═══ TASK DATA
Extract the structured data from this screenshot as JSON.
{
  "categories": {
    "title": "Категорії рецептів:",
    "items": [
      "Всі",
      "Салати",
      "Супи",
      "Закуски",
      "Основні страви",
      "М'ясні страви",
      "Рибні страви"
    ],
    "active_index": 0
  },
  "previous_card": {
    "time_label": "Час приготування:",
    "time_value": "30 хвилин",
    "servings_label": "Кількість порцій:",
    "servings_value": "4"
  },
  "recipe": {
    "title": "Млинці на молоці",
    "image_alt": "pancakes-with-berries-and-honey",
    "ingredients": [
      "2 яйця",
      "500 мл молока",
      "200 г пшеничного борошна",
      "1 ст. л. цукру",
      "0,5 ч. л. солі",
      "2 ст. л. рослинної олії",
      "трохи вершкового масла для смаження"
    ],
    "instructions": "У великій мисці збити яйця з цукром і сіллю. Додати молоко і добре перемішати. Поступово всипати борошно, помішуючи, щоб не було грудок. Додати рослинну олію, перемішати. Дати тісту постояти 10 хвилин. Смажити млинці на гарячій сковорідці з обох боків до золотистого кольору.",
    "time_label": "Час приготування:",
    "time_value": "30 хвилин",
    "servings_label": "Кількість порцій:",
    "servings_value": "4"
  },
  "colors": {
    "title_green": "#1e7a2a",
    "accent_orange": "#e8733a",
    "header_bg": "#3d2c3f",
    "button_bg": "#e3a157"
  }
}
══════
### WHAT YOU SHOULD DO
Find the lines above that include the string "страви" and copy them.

### YOUR RESPONSE
      "Основні страви",
      "М'ясні страви",
      "Рибні страви"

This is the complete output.